WORK INSTRUCTION:
Provide the data again exactly, including every line that follows.

RECORDS TO PROCESS:
=== Begin Enclosure ===

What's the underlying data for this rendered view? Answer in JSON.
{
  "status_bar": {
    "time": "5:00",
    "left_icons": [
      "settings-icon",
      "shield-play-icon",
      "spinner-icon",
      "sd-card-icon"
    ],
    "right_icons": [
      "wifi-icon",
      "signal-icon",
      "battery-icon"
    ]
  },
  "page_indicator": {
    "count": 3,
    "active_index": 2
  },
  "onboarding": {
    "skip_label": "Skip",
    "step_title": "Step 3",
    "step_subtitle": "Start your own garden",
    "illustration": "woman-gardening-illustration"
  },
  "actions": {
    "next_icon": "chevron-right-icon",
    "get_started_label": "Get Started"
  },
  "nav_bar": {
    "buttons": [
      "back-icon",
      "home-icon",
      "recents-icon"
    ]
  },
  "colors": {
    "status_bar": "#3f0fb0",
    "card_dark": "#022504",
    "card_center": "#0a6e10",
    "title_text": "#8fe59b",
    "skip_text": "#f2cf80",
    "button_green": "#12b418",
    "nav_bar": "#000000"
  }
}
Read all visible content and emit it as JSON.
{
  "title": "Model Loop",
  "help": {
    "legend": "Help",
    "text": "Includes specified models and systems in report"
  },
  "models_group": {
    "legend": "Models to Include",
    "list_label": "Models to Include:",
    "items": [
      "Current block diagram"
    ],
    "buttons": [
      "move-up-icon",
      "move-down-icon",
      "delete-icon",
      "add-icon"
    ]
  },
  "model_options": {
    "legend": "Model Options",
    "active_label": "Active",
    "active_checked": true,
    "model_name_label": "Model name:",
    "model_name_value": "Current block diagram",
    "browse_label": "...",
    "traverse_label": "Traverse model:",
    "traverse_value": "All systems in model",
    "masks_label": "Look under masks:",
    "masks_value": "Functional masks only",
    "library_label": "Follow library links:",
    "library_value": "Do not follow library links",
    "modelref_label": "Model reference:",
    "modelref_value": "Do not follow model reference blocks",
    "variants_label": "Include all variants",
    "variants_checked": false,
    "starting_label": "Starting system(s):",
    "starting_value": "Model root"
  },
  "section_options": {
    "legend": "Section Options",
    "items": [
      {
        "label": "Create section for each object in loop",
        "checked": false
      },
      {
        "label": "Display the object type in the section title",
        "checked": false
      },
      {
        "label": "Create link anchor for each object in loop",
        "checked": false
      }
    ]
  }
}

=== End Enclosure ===

EXPECTED ANSWER:
What's the underlying data for this rendered view? Answer in JSON.
{
  "status_bar": {
    "time": "5:00",
    "left_icons": [
      "settings-icon",
      "shield-play-icon",
      "spinner-icon",
      "sd-card-icon"
    ],
    "right_icons": [
      "wifi-icon",
      "signal-icon",
      "battery-icon"
    ]
  },
  "page_indicator": {
    "count": 3,
    "active_index": 2
  },
  "onboarding": {
    "skip_label": "Skip",
    "step_title": "Step 3",
    "step_subtitle": "Start your own garden",
    "illustration": "woman-gardening-illustration"
  },
  "actions": {
    "next_icon": "chevron-right-icon",
    "get_started_label": "Get Started"
  },
  "nav_bar": {
    "buttons": [
      "back-icon",
      "home-icon",
      "recents-icon"
    ]
  },
  "colors": {
    "status_bar": "#3f0fb0",
    "card_dark": "#022504",
    "card_center": "#0a6e10",
    "title_text": "#8fe59b",
    "skip_text": "#f2cf80",
    "button_green": "#12b418",
    "nav_bar": "#000000"
  }
}
Read all visible content and emit it as JSON.
{
  "title": "Model Loop",
  "help": {
    "legend": "Help",
    "text": "Includes specified models and systems in report"
  },
  "models_group": {
    "legend": "Models to Include",
    "list_label": "Models to Include:",
    "items": [
      "Current block diagram"
    ],
    "buttons": [
      "move-up-icon",
      "move-down-icon",
      "delete-icon",
      "add-icon"
    ]
  },
  "model_options": {
    "legend": "Model Options",
    "active_label": "Active",
    "active_checked": true,
    "model_name_label": "Model name:",
    "model_name_value": "Current block diagram",
    "browse_label": "...",
    "traverse_label": "Traverse model:",
    "traverse_value": "All systems in model",
    "masks_label": "Look under masks:",
    "masks_value": "Functional masks only",
    "library_label": "Follow library links:",
    "library_value": "Do not follow library links",
    "modelref_label": "Model reference:",
    "modelref_value": "Do not follow model reference blocks",
    "variants_label": "Include all variants",
    "variants_checked": false,
    "starting_label": "Starting system(s):",
    "starting_value": "Model root"
  },
  "section_options": {
    "legend": "Section Options",
    "items": [
      {
        "label": "Create section for each object in loop",
        "checked": false
      },
      {
        "label": "Display the object type in the section title",
        "checked": false
      },
      {
        "label": "Create link anchor for each object in loop",
        "checked": false
      }
    ]
  }
}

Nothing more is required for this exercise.